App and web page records
•••
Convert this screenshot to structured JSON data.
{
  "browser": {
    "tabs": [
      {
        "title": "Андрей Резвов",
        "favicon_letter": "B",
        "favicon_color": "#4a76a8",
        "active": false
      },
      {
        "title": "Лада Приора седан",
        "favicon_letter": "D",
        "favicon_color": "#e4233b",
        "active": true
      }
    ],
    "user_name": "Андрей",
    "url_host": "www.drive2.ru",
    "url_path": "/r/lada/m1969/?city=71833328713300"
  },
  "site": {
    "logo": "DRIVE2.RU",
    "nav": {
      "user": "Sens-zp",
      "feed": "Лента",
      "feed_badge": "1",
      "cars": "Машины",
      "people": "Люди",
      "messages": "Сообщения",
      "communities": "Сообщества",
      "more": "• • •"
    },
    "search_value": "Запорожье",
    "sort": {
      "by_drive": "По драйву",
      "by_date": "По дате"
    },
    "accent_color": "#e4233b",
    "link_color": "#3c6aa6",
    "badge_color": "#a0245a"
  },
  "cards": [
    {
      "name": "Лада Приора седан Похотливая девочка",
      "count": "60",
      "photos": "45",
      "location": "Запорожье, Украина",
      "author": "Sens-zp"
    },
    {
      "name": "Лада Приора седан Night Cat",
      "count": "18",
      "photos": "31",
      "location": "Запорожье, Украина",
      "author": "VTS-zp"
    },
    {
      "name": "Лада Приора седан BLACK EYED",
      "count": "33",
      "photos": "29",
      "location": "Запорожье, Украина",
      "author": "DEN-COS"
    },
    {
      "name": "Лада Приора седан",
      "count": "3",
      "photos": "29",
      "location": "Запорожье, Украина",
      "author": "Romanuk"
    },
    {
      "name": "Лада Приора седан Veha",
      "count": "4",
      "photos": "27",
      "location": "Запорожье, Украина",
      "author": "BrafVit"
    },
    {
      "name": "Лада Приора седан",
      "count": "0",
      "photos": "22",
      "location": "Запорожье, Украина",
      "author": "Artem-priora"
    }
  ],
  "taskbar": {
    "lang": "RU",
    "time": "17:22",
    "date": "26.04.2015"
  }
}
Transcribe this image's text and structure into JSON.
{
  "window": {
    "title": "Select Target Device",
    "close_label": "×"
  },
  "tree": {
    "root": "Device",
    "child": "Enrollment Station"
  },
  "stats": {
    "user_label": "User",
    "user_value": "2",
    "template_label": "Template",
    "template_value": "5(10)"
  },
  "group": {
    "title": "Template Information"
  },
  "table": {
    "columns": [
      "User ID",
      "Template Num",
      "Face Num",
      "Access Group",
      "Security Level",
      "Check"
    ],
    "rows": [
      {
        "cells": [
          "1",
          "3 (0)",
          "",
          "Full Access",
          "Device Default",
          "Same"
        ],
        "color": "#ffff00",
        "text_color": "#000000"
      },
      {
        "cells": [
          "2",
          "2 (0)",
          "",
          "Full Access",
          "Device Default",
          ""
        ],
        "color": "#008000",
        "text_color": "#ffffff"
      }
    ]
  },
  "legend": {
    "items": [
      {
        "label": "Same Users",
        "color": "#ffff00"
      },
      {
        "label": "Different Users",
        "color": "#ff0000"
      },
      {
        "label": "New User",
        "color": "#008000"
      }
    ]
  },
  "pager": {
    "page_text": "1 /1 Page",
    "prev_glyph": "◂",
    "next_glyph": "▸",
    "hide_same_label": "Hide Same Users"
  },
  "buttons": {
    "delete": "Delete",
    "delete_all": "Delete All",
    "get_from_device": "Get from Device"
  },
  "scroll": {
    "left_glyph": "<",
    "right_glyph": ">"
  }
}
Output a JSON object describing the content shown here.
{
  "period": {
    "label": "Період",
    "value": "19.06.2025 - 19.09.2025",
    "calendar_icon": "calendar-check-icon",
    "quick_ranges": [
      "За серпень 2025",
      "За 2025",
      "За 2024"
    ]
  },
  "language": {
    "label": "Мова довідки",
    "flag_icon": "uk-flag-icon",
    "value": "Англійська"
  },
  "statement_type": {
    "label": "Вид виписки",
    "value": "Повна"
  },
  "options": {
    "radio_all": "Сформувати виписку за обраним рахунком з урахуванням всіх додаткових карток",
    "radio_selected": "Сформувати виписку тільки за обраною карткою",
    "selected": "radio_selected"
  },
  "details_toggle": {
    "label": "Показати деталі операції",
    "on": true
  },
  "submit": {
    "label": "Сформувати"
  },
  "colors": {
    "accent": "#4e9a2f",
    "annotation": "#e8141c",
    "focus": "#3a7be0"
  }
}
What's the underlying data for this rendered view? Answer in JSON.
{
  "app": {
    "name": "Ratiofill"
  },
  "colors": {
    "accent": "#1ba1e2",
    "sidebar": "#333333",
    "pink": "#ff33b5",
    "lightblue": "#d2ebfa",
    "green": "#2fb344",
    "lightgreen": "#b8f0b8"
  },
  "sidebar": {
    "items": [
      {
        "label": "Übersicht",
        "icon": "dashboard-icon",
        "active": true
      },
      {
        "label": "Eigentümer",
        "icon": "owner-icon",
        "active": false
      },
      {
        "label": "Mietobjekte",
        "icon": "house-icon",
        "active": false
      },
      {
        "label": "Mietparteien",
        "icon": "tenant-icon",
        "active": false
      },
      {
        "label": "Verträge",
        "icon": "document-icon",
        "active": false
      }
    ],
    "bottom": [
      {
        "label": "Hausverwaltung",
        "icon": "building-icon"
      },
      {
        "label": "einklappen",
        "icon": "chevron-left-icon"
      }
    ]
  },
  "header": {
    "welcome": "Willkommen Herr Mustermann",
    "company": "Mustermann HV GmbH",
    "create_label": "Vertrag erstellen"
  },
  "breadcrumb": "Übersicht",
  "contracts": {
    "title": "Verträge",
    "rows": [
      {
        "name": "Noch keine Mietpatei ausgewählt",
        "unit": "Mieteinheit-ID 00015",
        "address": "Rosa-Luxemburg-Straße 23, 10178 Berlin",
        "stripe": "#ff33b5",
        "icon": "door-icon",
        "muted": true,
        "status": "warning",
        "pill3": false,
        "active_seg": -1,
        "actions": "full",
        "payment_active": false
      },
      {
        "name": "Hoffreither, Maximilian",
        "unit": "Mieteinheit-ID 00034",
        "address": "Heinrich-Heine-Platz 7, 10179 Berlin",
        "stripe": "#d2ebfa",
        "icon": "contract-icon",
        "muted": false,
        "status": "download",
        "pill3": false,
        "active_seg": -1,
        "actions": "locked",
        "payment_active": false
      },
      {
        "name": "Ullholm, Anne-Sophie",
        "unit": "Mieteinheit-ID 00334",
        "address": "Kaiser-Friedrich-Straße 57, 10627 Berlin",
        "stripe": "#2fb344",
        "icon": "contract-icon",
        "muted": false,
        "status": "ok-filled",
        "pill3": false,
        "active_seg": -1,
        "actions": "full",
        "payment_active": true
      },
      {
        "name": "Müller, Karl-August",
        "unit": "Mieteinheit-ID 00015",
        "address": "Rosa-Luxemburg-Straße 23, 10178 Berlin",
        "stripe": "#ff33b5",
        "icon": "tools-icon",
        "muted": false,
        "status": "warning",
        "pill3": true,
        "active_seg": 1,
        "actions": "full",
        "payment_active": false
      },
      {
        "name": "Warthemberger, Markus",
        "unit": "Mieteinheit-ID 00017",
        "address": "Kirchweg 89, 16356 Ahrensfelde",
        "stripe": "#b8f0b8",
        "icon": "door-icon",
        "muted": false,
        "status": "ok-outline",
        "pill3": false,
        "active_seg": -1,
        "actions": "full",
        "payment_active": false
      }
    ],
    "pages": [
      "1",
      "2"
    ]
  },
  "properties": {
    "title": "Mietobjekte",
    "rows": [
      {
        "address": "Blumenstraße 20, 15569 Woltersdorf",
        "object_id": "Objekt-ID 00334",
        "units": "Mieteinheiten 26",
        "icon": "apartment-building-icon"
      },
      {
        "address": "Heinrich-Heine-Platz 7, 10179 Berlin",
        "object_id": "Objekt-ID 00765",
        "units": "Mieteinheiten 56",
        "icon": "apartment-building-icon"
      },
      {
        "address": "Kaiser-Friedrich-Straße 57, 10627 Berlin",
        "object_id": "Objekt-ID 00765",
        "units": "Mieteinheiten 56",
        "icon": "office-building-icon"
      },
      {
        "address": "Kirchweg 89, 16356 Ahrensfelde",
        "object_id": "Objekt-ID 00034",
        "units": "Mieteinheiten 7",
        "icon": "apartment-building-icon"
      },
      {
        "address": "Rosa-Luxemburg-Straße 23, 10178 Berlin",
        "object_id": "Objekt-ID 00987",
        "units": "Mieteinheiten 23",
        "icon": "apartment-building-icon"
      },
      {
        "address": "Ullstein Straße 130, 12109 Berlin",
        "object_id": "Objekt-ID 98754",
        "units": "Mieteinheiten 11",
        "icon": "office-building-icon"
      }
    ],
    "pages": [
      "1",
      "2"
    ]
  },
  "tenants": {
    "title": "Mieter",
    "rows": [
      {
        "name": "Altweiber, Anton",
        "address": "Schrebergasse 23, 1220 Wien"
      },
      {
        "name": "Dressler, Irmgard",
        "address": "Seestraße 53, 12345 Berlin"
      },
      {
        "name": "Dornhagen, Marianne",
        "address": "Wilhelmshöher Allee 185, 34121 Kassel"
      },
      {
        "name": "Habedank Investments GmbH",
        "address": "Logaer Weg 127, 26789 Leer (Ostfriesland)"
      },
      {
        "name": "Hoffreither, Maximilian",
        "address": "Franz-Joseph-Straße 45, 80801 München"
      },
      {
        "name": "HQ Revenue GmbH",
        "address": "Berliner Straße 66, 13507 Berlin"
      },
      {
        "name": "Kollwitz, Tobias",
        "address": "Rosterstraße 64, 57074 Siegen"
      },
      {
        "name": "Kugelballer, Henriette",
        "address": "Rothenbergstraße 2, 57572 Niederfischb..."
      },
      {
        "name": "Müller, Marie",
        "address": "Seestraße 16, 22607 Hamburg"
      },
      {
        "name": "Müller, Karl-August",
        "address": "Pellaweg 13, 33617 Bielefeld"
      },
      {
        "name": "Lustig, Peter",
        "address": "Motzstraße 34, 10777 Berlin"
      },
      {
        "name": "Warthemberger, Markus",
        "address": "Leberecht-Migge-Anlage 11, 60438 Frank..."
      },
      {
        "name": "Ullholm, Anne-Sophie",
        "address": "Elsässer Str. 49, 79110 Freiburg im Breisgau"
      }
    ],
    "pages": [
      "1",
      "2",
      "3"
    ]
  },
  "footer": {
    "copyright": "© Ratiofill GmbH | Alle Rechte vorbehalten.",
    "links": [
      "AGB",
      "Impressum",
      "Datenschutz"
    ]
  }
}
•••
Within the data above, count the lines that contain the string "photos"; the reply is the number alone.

6